EXERCISE BRIEF: Please go line by line through the material and copy each one containing the word "name".

DATA FOR PROCESSING:
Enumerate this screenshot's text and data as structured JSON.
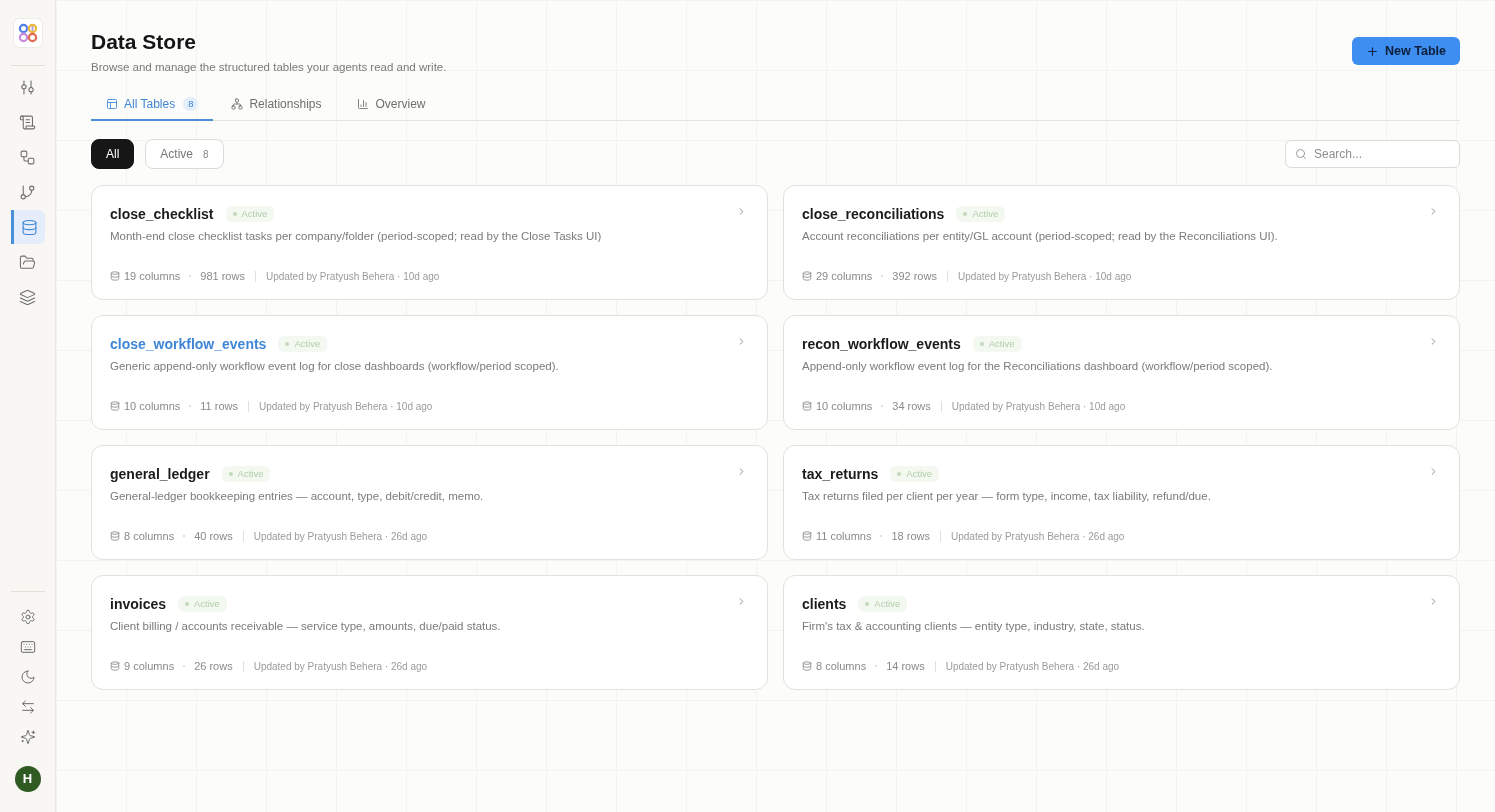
{
  "sidebar": {
    "nav": [
      {
        "selected": false
      },
      {
        "selected": false
      },
      {
        "selected": false
      },
      {
        "selected": false
      },
      {
        "selected": true
      },
      {
        "selected": false
      },
      {
        "selected": false
      }
    ],
    "user": {
      "initial": "H"
    }
  },
  "header": {
    "title": "Data Store",
    "subtitle": "Browse and manage the structured tables your agents read and write.",
    "new_button": {
      "label": "New Table"
    }
  },
  "tabs": [
    {
      "label": "All Tables",
      "count": "8",
      "selected": true
    },
    {
      "label": "Relationships",
      "selected": false
    },
    {
      "label": "Overview",
      "selected": false
    }
  ],
  "filters": [
    {
      "label": "All",
      "selected": true
    },
    {
      "label": "Active",
      "count": "8",
      "selected": false
    }
  ],
  "search": {
    "placeholder": "Search..."
  },
  "tables": [
    {
      "name": "close_checklist",
      "status": {
        "label": "Active",
        "kind": "active"
      },
      "description": "Month-end close checklist tasks per company/folder (period-scoped; read by the Close Tasks UI)",
      "columns": "19 columns",
      "rows": "981 rows",
      "updated": "Updated by Pratyush Behera · 10d ago",
      "hovered": false
    },
    {
      "name": "close_reconciliations",
      "status": {
        "label": "Active",
        "kind": "active"
      },
      "description": "Account reconciliations per entity/GL account (period-scoped; read by the Reconciliations UI).",
      "columns": "29 columns",
      "rows": "392 rows",
      "updated": "Updated by Pratyush Behera · 10d ago",
      "hovered": false
    },
    {
      "name": "close_workflow_events",
      "status": {
        "label": "Active",
        "kind": "active"
      },
      "description": "Generic append-only workflow event log for close dashboards (workflow/period scoped).",
      "columns": "10 columns",
      "rows": "11 rows",
      "updated": "Updated by Pratyush Behera · 10d ago",
      "hovered": true
    },
    {
      "name": "recon_workflow_events",
      "status": {
        "label": "Active",
        "kind": "active"
      },
      "description": "Append-only workflow event log for the Reconciliations dashboard (workflow/period scoped).",
      "columns": "10 columns",
      "rows": "34 rows",
      "updated": "Updated by Pratyush Behera · 10d ago",
      "hovered": false
    },
    {
      "name": "general_ledger",
      "status": {
        "label": "Active",
        "kind": "active"
      },
      "description": "General-ledger bookkeeping entries — account, type, debit/credit, memo.",
      "columns": "8 columns",
      "rows": "40 rows",
      "updated": "Updated by Pratyush Behera · 26d ago",
      "hovered": false
    },
    {
      "name": "tax_returns",
      "status": {
        "label": "Active",
        "kind": "active"
      },
      "description": "Tax returns filed per client per year — form type, income, tax liability, refund/due.",
      "columns": "11 columns",
      "rows": "18 rows",
      "updated": "Updated by Pratyush Behera · 26d ago",
      "hovered": false
    },
    {
      "name": "invoices",
      "status": {
        "label": "Active",
        "kind": "active"
      },
      "description": "Client billing / accounts receivable — service type, amounts, due/paid status.",
      "columns": "9 columns",
      "rows": "26 rows",
      "updated": "Updated by Pratyush Behera · 26d ago",
      "hovered": false
    },
    {
      "name": "clients",
      "status": {
        "label": "Active",
        "kind": "active"
      },
      "description": "Firm's tax & accounting clients — entity type, industry, state, status.",
      "columns": "8 columns",
      "rows": "14 rows",
      "updated": "Updated by Pratyush Behera · 26d ago",
      "hovered": false
    }
  ]
}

TASK SOLUTION:
      "name": "close_checklist",
      "name": "close_reconciliations",
      "name": "close_workflow_events",
      "name": "recon_workflow_events",
      "name": "general_ledger",
      "name": "tax_returns",
      "name": "invoices",
      "name": "clients",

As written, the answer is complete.